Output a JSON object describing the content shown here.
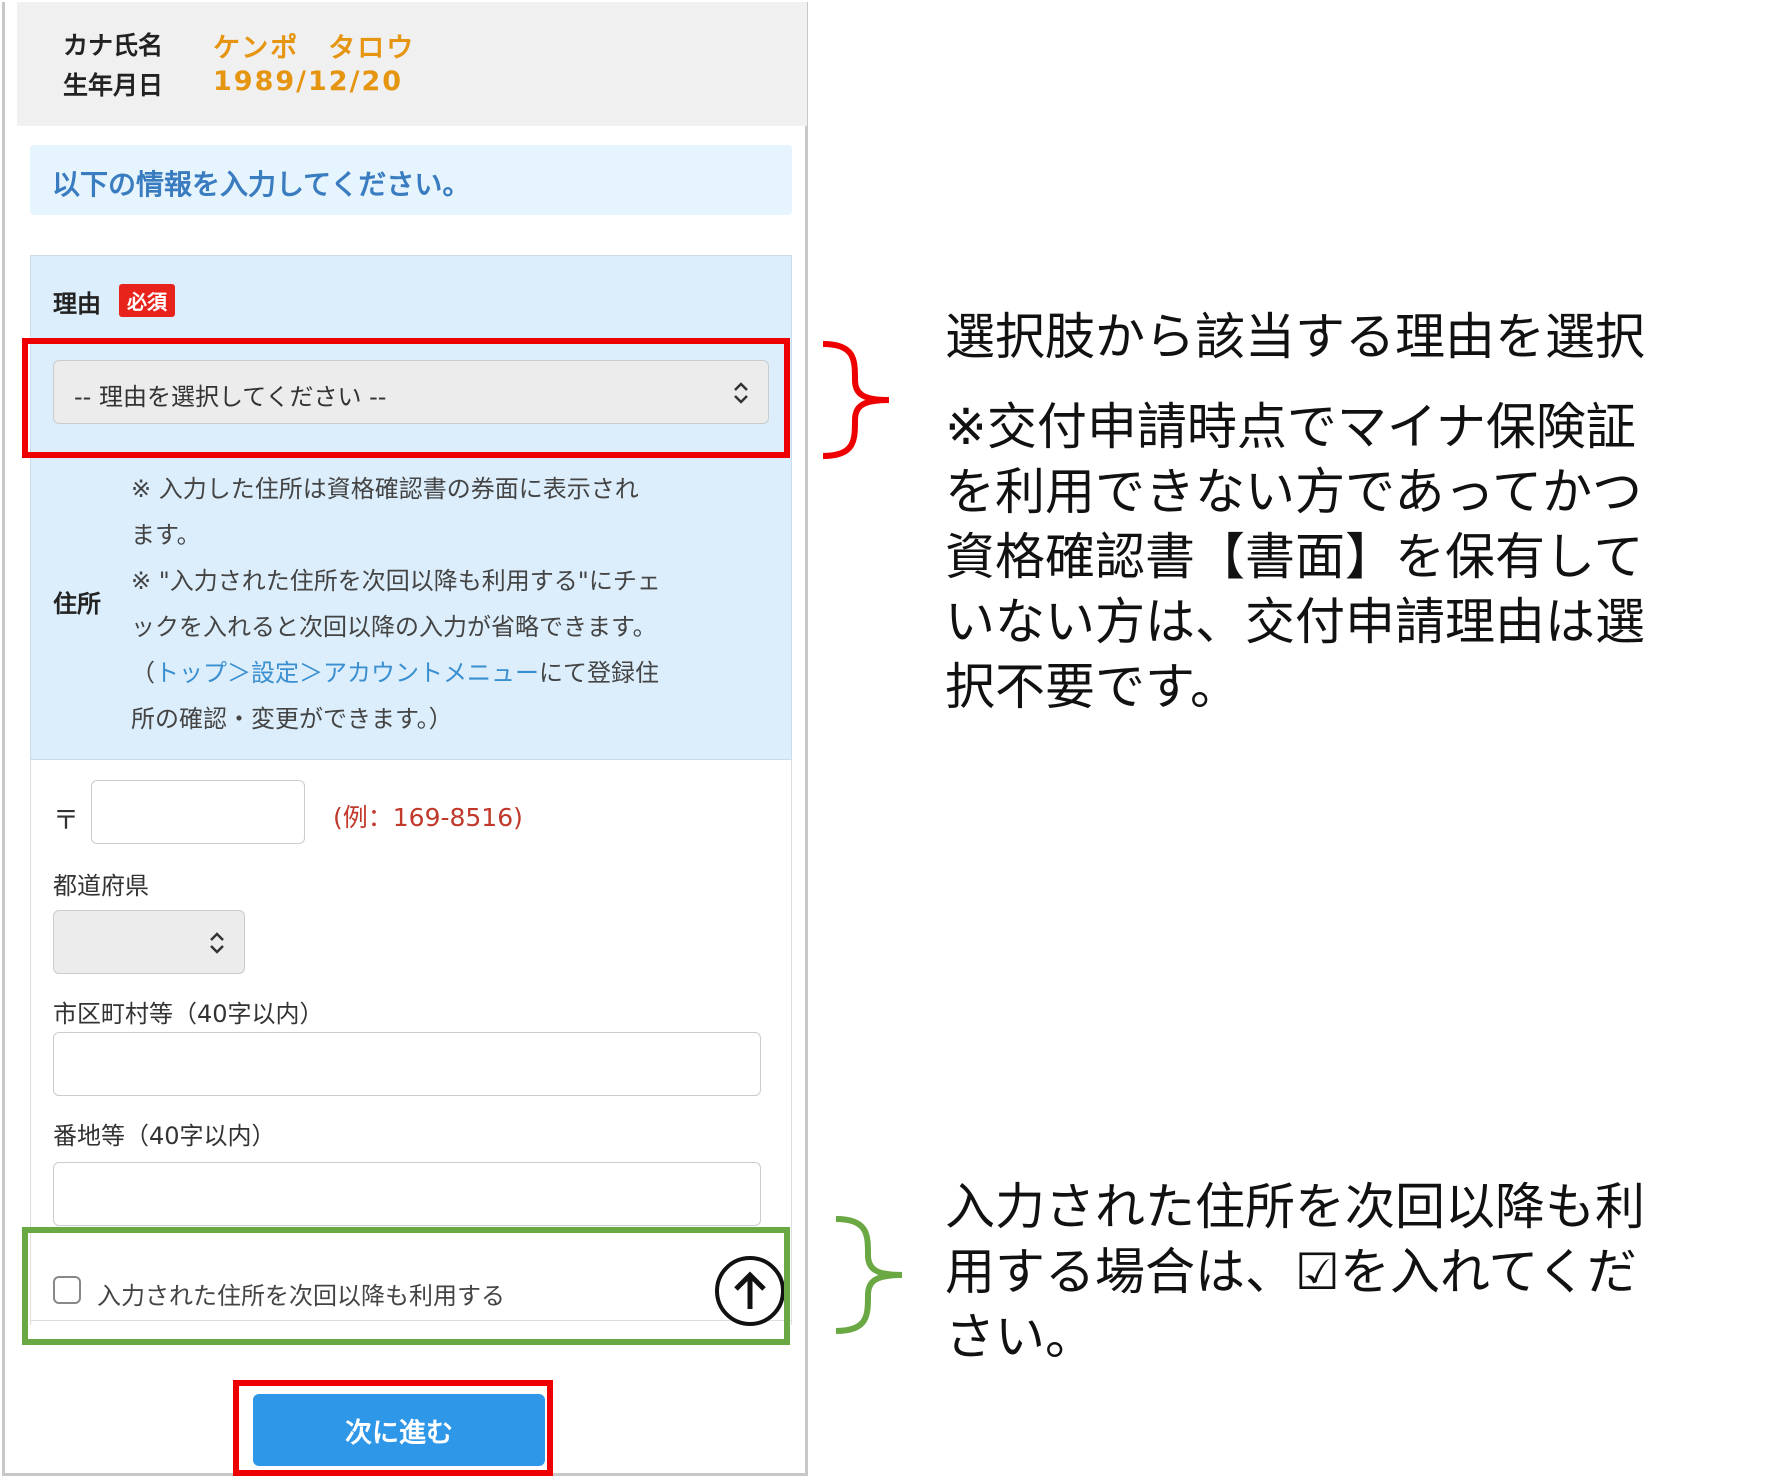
{
  "profile": {
    "kana_label": "カナ氏名",
    "kana_value": "ケンポ　タロウ",
    "birth_label": "生年月日",
    "birth_value": "1989/12/20"
  },
  "notice": "以下の情報を入力してください。",
  "reason": {
    "label": "理由",
    "required_badge": "必須",
    "select_placeholder": "-- 理由を選択してください --"
  },
  "address": {
    "label": "住所",
    "note_line1": "※ 入力した住所は資格確認書の券面に表示され",
    "note_line2": "ます。",
    "note_line3": "※ \"入力された住所を次回以降も利用する\"にチェ",
    "note_line4": "ックを入れると次回以降の入力が省略できます。",
    "note_line5_pre": "（",
    "note_line5_link": "トップ＞設定＞アカウントメニュー",
    "note_line5_post": "にて登録住",
    "note_line6": "所の確認・変更ができます。）",
    "zip_mark": "〒",
    "zip_example": "(例：169-8516)",
    "prefecture_label": "都道府県",
    "city_label": "市区町村等（40字以内）",
    "street_label": "番地等（40字以内）",
    "save_checkbox_label": "入力された住所を次回以降も利用する"
  },
  "next_button": "次に進む",
  "annotations": {
    "reason_title": "選択肢から該当する理由を選択",
    "reason_note_1": "※交付申請時点でマイナ保険証",
    "reason_note_2": "を利用できない方であってかつ",
    "reason_note_3": "資格確認書【書面】を保有して",
    "reason_note_4": "いない方は、交付申請理由は選",
    "reason_note_5": "択不要です。",
    "save_note_1": "入力された住所を次回以降も利",
    "save_note_2": "用する場合は、☑を入れてくだ",
    "save_note_3": "さい。"
  },
  "colors": {
    "highlight_red": "#ee0000",
    "highlight_green": "#6aa843",
    "primary_button": "#2f97e8",
    "profile_value": "#e59510"
  }
}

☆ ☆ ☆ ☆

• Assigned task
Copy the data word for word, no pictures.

• The answer
Output a JSON object describing the content shown here.
{
  "profile": {
    "kana_label": "カナ氏名",
    "kana_value": "ケンポ　タロウ",
    "birth_label": "生年月日",
    "birth_value": "1989/12/20"
  },
  "notice": "以下の情報を入力してください。",
  "reason": {
    "label": "理由",
    "required_badge": "必須",
    "select_placeholder": "-- 理由を選択してください --"
  },
  "address": {
    "label": "住所",
    "note_line1": "※ 入力した住所は資格確認書の券面に表示され",
    "note_line2": "ます。",
    "note_line3": "※ \"入力された住所を次回以降も利用する\"にチェ",
    "note_line4": "ックを入れると次回以降の入力が省略できます。",
    "note_line5_pre": "（",
    "note_line5_link": "トップ＞設定＞アカウントメニュー",
    "note_line5_post": "にて登録住",
    "note_line6": "所の確認・変更ができます。）",
    "zip_mark": "〒",
    "zip_example": "(例：169-8516)",
    "prefecture_label": "都道府県",
    "city_label": "市区町村等（40字以内）",
    "street_label": "番地等（40字以内）",
    "save_checkbox_label": "入力された住所を次回以降も利用する"
  },
  "next_button": "次に進む",
  "annotations": {
    "reason_title": "選択肢から該当する理由を選択",
    "reason_note_1": "※交付申請時点でマイナ保険証",
    "reason_note_2": "を利用できない方であってかつ",
    "reason_note_3": "資格確認書【書面】を保有して",
    "reason_note_4": "いない方は、交付申請理由は選",
    "reason_note_5": "択不要です。",
    "save_note_1": "入力された住所を次回以降も利",
    "save_note_2": "用する場合は、☑を入れてくだ",
    "save_note_3": "さい。"
  },
  "colors": {
    "highlight_red": "#ee0000",
    "highlight_green": "#6aa843",
    "primary_button": "#2f97e8",
    "profile_value": "#e59510"
  }
}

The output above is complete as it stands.